Unprecedented Social Solidarity Needed to Defeat COVID-19, Say The Wheel

Posted on 15 Mar 2020

“Battle may not be won without full mobilisation of civil society”

An unprecedented spirit of social solidarity is required to overcome the threat posed by Covid-19. The risk to lives, health and society by this virus may not be overcome without the contribution of civil society organisations, Deirdre Garvey, CEO of The Wheel, Ireland’s representative body for charities and community based organisations, has stated.

She said that many individual charities are already taking intensive measures to expand their work and services. In this regard, the call this morning from Minister for Rural and Community Affairs, Michael Ring, TD, urging communities to support vulnerable neighbours is very welcome.

“It is important, however, that charity and voluntary effort against this unprecedented crisis receives necessary resourcing and other supports to enable delivery of essential material and emotional supports to families in the best possible way where state services are overwhelmed.

She said that evidence in other countries starkly indicates that, as the pandemic escalates, formal health services are struggling to cope with the immensity of demand for care.

“In Italy, for example, decisions are having to be made on prioritising of intensive care between patients.

“The unique potential in Ireland for charities and community based action, working in consort with government, to help stem the spread of disease and assist in delivering supports to the most vulnerable must, therefore, be activated as an absolute priority,” she said.

“Community and voluntary organisations and charities here already provide a quarter of acute hospital services and two-thirds of services to people with disabilities. They have the capacity, if fully included in emergency health planning and given sufficient parity of resourcing, coupled with maximum flexibility in (re)allocating existing funding where needed, to expand these services very quickly.

“At local level thousands of charity and community organisations are already working to deliver supports that formal state agencies, overstretched by demand, may shortly be wholly unable to provide.

“For example, this activity includes volunteers delivering groceries and medication locally, providing self- isolation units for people who are homeless, dedicated helplines for older people, online family carer support, phone therapy services for people in self -isolation or fearful of going out in public and a range of mental health initiatives to address the huge emotional impact that will result.

“The list of these initiatives is almost endless.
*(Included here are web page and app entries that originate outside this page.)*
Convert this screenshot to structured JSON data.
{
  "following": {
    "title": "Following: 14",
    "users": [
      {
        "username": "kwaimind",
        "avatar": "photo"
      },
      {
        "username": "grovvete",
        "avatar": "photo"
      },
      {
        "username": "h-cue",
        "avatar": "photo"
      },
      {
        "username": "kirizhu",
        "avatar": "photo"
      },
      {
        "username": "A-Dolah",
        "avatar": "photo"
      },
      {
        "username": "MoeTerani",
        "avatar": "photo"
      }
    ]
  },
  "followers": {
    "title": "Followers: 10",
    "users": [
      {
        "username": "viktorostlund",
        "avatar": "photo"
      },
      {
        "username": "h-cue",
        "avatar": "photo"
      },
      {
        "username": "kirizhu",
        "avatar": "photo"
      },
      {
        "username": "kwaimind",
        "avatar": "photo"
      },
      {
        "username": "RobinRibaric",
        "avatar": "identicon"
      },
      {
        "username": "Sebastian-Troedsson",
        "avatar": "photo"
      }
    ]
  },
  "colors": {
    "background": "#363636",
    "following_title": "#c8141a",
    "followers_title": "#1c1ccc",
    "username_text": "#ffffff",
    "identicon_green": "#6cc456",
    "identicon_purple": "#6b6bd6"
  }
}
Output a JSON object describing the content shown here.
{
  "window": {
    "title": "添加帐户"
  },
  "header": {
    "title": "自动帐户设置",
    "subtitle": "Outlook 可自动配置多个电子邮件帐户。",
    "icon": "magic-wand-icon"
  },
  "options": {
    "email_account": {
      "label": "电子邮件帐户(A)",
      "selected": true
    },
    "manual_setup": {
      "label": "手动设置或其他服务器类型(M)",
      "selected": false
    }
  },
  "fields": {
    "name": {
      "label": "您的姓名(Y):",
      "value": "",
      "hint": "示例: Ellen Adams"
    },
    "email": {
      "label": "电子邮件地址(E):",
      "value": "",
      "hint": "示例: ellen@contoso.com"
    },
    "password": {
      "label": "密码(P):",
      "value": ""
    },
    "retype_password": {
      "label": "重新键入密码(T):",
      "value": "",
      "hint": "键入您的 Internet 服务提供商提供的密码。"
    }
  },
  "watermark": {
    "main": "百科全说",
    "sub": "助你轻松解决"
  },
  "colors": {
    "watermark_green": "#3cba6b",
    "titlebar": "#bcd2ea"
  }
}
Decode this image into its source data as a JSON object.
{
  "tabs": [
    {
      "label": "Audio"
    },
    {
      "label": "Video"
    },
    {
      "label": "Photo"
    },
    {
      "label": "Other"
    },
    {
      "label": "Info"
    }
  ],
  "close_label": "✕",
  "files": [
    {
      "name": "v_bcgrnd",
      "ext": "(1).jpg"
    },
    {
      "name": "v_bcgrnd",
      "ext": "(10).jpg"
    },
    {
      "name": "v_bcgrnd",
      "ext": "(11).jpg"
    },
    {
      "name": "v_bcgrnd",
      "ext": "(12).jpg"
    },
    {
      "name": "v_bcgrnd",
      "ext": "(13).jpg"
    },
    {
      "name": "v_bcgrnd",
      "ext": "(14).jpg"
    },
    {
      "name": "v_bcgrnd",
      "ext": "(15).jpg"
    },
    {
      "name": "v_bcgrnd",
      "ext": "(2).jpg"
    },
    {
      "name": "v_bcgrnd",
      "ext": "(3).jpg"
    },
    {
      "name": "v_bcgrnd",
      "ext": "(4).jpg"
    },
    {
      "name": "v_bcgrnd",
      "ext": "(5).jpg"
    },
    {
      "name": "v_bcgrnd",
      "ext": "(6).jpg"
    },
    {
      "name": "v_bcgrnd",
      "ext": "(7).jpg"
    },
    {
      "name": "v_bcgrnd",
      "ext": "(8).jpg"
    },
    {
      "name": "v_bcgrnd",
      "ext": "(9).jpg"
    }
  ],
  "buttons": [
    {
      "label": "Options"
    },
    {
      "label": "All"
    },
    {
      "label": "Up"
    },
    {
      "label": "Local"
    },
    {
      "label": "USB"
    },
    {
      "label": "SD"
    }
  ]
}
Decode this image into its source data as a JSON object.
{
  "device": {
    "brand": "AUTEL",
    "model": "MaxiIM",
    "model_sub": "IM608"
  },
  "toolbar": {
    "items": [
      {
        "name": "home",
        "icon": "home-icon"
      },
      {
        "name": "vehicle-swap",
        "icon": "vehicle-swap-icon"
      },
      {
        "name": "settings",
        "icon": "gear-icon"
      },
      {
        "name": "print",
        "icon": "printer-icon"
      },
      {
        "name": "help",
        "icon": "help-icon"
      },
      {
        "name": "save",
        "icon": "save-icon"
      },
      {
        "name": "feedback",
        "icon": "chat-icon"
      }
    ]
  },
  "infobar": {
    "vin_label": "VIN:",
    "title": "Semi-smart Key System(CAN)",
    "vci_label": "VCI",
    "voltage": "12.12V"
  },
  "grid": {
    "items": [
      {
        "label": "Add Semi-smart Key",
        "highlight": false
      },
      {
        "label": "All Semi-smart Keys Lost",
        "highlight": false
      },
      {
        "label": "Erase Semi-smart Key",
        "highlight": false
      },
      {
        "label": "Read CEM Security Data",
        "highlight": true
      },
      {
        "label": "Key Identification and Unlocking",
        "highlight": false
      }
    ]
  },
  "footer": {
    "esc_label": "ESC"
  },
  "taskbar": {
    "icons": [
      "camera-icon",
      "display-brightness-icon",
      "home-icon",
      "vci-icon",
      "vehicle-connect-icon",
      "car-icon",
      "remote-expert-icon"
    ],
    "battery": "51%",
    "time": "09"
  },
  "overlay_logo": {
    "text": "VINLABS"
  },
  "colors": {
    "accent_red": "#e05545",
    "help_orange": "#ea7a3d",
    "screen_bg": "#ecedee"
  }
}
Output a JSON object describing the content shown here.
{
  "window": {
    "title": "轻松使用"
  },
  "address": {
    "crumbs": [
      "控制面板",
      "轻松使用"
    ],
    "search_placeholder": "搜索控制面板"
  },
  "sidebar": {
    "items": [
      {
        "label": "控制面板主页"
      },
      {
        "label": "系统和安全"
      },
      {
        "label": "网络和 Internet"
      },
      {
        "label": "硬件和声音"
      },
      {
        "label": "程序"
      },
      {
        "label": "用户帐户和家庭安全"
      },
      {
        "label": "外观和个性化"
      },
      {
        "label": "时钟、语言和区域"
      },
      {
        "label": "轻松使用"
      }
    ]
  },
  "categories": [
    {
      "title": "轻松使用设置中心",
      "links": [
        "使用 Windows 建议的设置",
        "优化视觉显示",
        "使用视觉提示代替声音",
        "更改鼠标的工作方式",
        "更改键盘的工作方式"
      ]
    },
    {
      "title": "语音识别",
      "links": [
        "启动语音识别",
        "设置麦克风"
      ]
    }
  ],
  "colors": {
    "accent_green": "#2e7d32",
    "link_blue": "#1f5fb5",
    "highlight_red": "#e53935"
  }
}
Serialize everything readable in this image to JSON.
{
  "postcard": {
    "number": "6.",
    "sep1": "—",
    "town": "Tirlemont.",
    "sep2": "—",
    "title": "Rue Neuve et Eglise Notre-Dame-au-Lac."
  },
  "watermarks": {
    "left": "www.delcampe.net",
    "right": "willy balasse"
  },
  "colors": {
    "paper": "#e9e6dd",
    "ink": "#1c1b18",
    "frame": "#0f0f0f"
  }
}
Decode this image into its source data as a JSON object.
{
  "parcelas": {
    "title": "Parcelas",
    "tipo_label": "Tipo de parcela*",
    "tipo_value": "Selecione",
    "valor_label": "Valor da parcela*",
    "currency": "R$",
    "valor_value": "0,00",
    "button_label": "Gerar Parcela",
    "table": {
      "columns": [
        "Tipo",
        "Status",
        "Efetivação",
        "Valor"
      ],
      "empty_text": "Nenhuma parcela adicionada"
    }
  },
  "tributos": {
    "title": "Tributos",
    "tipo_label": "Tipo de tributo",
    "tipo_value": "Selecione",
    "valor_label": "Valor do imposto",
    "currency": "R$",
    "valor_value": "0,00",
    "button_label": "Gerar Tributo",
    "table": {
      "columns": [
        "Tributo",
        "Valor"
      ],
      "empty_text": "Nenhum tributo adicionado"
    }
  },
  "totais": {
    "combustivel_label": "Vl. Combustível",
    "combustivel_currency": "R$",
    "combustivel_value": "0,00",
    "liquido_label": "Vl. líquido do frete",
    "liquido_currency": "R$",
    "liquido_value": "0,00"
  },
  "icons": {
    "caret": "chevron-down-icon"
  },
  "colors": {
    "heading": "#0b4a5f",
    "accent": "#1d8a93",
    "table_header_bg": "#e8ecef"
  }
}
And so is the potential of community based action to deliver comprehensively and effectively with sufficient acknowledgement and support.”

Deirdre Garvey said that The Wheel and other groups like Irish Rural Link and Volunteer Ireland are working with government and health authorities at every level to support the national emergency plan. These and other groups are members of the Covid-19 Advisory Group on Community Response, established by Minister Michael Ring and Chaired by the Department of Rural and Community Development

“But acknowledgement of and confirmation of sufficient resources for the sector has been slower than for other key parts of our economy. We are confident that this can be resolved, as the energy and potential in the sector to help defeat Codvid-19 must not be compromised by delay.

“The issue is not a matter of simple increased resourcing. The many limiting contracts and conditions imposed uniquely on charities in recent years must be immediately reviewed, at the highest level of HSE and government if necessary,” she said.

“In this national crisis, charities must be freed up to deploy the resources where they are needed – and not have to worry about being penalised by the various funding bodies afterwards for these reallocations”.

“In addition, just when they need it most in order to provide this back up to the public and the statutory work, many charities have seen their fundraising income fall off a cliff – so we urgently encourage the public to find any means possible to continue to donate NOW to support those causes that they would regularly support throughout the year” she added.

“Similarly, the public can help hugely by contacting their local or health condition charity and volunteer. Ireland’s national online volunteering database can be accessed by downloading the i-Vol app to your smartphone or at www.i-vol.ie.

“Charities provide essential services on behalf of the state and are now responding to entirely new needs and levels of demand that are unprecedented. The bottom line is that vulnerable people and families must not be abandoned or left to struggle alone.

“Working together we can meet this bottom line. We can prevent the devastation that Covid-19 threatens to inflict. We can win the battle to defeat this enormous threat to our families, our society and our jobs” Deirdre Garvey said.